Records contained in a dataset:
◆ ◆ ◆ ◆
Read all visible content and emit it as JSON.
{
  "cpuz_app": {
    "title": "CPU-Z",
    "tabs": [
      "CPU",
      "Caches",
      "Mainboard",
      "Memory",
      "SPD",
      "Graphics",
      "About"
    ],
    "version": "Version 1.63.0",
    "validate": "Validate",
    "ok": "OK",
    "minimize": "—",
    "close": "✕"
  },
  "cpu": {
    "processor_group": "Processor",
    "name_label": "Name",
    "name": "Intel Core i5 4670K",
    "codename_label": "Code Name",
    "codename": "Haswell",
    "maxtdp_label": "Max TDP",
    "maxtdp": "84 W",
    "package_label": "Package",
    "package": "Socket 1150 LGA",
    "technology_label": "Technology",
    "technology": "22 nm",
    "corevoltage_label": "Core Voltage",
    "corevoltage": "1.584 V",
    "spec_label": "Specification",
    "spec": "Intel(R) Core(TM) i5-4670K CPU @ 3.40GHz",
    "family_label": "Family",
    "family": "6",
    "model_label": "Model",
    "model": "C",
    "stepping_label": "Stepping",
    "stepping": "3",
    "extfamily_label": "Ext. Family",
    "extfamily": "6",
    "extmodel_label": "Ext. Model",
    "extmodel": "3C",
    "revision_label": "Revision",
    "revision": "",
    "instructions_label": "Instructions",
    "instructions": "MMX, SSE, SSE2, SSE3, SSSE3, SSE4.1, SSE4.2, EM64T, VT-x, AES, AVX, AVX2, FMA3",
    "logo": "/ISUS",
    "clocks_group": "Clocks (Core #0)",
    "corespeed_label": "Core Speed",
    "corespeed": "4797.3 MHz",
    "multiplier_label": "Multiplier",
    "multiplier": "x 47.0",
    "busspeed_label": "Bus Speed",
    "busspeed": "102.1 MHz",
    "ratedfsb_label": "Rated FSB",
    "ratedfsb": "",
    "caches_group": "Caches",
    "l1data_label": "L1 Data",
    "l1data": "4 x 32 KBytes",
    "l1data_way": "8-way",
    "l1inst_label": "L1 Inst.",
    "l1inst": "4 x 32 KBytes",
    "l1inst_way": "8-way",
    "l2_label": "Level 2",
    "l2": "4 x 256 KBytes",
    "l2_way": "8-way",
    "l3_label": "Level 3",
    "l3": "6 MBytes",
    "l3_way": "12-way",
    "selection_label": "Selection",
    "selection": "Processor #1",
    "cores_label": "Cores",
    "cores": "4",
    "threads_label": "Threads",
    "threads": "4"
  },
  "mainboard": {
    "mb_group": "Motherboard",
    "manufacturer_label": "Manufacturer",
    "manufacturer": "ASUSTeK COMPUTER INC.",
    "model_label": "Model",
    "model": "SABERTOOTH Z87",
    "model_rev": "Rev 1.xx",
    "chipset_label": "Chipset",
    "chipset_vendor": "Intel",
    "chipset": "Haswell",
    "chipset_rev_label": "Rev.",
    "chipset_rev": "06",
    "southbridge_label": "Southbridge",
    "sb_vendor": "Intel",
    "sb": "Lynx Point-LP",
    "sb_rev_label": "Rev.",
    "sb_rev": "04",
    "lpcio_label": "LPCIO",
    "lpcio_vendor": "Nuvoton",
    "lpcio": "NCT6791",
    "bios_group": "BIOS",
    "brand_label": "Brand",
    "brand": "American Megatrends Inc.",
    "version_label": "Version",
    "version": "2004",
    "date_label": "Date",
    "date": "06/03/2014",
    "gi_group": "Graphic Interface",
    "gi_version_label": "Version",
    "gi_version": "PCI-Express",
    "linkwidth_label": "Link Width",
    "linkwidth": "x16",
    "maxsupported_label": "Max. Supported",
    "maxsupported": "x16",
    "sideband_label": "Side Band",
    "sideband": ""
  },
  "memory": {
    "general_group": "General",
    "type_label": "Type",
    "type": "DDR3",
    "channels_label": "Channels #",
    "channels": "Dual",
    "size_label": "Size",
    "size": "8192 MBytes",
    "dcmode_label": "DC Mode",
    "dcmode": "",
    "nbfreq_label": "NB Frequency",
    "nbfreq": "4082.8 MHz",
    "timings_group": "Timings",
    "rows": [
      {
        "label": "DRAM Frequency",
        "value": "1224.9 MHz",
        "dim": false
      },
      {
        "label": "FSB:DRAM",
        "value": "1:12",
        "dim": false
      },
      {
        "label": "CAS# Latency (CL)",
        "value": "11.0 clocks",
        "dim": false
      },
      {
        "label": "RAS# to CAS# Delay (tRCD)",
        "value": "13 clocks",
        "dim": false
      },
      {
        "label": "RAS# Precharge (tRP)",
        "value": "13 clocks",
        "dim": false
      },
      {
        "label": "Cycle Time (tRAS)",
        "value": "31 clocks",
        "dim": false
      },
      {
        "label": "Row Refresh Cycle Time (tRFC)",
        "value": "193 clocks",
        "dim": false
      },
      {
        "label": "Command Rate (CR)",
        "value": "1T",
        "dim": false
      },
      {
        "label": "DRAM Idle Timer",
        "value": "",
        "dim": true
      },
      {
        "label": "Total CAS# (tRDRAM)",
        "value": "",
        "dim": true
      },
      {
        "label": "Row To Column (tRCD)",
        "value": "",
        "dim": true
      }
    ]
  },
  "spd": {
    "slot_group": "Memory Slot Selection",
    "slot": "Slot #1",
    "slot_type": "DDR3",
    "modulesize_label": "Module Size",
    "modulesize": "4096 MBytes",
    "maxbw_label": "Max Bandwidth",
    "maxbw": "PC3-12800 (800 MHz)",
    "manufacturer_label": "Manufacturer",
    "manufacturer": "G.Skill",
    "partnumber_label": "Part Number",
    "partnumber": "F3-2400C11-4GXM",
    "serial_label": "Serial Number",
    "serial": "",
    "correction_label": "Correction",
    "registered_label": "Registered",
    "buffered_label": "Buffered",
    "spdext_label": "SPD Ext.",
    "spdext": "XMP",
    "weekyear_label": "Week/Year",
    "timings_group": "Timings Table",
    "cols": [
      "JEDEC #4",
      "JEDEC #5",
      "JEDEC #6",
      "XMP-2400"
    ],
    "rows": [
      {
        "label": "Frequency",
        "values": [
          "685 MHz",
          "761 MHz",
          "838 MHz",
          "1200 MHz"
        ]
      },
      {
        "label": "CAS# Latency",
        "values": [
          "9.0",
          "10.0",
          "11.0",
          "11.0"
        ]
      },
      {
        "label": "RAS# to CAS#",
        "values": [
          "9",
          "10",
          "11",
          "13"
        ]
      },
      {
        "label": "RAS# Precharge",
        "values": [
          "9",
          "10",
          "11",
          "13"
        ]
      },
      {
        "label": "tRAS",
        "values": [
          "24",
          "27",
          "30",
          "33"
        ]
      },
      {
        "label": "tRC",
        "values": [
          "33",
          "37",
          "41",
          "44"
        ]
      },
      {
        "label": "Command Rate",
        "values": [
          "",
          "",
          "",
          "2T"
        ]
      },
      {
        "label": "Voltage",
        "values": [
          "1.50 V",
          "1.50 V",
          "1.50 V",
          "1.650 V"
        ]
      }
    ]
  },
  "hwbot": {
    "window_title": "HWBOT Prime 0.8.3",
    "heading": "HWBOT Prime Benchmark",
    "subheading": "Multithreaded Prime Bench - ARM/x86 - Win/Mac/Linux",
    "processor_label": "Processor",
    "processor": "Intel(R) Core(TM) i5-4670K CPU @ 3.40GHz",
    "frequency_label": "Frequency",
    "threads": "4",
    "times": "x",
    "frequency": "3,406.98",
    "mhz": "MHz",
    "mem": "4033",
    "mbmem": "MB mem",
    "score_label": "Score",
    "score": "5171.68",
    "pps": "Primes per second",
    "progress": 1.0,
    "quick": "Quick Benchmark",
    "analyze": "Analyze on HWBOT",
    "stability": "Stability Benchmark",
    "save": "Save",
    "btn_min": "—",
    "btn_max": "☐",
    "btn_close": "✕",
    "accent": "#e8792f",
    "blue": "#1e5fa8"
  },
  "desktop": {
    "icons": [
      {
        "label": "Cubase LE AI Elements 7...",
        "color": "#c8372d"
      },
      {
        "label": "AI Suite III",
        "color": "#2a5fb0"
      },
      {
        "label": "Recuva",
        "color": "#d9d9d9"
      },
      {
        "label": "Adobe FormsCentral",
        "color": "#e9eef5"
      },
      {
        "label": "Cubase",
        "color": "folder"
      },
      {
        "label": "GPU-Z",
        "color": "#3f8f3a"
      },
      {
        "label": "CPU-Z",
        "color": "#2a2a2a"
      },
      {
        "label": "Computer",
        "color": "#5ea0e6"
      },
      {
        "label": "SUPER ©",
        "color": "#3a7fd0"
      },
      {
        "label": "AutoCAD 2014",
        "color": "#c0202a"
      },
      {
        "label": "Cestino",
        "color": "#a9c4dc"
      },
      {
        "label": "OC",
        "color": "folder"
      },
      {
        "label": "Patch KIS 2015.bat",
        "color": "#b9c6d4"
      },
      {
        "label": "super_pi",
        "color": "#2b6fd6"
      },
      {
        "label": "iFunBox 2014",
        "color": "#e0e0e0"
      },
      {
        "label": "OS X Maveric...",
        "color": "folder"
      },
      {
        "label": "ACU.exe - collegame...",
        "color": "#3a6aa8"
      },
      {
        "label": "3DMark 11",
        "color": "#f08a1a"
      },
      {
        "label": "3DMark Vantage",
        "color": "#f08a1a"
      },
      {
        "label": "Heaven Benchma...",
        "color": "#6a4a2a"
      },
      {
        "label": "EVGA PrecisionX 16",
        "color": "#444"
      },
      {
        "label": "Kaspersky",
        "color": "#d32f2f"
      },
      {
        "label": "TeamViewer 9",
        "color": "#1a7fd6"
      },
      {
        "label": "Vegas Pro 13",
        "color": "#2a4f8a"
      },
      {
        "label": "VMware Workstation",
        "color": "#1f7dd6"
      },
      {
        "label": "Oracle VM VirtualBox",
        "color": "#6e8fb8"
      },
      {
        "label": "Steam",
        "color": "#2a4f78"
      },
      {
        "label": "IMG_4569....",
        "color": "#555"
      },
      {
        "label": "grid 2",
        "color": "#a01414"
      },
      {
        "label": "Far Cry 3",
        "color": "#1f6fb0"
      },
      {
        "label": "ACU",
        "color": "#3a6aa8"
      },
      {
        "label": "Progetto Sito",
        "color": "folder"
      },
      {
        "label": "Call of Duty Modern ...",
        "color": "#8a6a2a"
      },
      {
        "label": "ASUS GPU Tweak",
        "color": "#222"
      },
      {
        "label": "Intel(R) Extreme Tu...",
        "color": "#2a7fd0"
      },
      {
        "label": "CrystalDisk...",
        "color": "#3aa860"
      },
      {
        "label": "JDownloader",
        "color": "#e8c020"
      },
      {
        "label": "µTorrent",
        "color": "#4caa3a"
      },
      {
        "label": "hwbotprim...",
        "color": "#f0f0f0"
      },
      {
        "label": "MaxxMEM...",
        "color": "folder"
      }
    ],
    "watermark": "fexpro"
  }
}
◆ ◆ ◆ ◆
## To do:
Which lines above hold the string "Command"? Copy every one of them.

## Written answer:
        "label": "Command Rate (CR)",
        "label": "Command Rate",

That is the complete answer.